* _WORK REQUEST_: Go through the listing beneath and show each line containing the string "header".

* _DATA EXTRACT_:
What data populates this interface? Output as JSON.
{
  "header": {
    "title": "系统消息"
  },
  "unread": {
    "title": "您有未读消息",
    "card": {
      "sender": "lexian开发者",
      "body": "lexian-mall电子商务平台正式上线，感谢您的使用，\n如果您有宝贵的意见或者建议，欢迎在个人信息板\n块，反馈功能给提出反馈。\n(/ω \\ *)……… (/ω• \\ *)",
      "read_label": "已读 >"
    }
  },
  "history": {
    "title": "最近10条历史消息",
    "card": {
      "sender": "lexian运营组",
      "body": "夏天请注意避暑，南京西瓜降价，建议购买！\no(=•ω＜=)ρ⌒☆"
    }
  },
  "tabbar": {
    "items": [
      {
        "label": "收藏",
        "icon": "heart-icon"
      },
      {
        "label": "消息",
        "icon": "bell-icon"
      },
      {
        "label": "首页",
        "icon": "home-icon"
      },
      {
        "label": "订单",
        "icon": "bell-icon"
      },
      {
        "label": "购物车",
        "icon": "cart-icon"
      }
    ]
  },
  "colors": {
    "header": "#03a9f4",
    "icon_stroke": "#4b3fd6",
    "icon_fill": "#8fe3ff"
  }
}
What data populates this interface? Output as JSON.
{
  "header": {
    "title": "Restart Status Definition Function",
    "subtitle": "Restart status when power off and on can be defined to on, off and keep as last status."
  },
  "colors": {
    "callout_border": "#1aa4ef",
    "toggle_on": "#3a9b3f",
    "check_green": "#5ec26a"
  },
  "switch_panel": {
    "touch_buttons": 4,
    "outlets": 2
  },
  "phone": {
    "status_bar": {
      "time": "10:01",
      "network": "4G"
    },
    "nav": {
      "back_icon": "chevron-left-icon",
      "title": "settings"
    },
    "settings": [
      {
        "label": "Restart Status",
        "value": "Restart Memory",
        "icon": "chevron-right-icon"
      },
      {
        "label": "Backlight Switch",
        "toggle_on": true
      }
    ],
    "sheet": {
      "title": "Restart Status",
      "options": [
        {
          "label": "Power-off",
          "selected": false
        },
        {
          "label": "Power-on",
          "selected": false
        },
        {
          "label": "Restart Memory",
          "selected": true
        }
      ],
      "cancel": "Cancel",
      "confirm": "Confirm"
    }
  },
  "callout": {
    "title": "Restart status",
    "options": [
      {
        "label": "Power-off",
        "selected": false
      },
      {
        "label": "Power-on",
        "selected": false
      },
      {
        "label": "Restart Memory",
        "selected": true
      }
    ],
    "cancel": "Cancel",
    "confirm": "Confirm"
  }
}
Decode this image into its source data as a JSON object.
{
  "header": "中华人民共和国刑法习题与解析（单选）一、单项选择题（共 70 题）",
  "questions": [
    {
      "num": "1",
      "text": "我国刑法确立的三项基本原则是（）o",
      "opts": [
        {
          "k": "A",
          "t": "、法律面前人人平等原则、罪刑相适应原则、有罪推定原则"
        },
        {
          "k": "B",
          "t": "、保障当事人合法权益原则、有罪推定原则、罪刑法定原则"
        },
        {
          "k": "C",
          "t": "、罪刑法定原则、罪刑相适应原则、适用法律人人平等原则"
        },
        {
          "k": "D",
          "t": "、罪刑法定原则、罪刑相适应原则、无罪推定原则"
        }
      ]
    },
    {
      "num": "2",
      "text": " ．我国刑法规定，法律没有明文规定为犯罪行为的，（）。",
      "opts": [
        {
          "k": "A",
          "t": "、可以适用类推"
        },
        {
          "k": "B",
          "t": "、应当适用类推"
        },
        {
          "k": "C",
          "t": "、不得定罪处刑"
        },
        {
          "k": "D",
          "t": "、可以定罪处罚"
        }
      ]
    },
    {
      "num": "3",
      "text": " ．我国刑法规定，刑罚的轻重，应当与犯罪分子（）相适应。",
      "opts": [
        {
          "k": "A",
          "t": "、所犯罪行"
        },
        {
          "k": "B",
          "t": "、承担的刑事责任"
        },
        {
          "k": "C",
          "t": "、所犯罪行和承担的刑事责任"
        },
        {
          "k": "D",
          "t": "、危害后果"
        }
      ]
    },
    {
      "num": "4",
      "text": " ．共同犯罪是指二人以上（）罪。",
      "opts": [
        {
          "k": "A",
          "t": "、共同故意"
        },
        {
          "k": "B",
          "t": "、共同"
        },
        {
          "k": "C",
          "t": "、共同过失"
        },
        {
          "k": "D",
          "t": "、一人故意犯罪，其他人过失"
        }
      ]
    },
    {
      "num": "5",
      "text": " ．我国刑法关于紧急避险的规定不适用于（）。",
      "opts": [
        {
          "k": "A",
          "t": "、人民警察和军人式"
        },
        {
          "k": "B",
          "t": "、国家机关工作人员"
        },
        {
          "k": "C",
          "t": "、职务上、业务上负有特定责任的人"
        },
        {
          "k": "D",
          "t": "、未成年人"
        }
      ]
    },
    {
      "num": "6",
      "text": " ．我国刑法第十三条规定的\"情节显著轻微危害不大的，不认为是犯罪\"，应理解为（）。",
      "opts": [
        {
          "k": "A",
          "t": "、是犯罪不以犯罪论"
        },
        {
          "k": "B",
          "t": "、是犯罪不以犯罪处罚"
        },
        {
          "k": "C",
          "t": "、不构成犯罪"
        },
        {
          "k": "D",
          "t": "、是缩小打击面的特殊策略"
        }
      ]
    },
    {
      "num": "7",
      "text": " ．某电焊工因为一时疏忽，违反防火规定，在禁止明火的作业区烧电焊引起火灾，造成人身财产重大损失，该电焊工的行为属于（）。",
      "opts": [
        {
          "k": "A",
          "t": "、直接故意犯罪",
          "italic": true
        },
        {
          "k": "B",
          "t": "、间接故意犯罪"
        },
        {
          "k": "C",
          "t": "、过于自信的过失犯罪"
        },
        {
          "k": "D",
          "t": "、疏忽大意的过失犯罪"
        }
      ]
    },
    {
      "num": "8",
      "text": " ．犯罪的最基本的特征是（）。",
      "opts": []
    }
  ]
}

* _SOLUTION FOR THIS PROBLEM_:
  "header": {
    "header": "#03a9f4",
  "header": {
  "header": "中华人民共和国刑法习题与解析（单选）一、单项选择题（共 70 题）",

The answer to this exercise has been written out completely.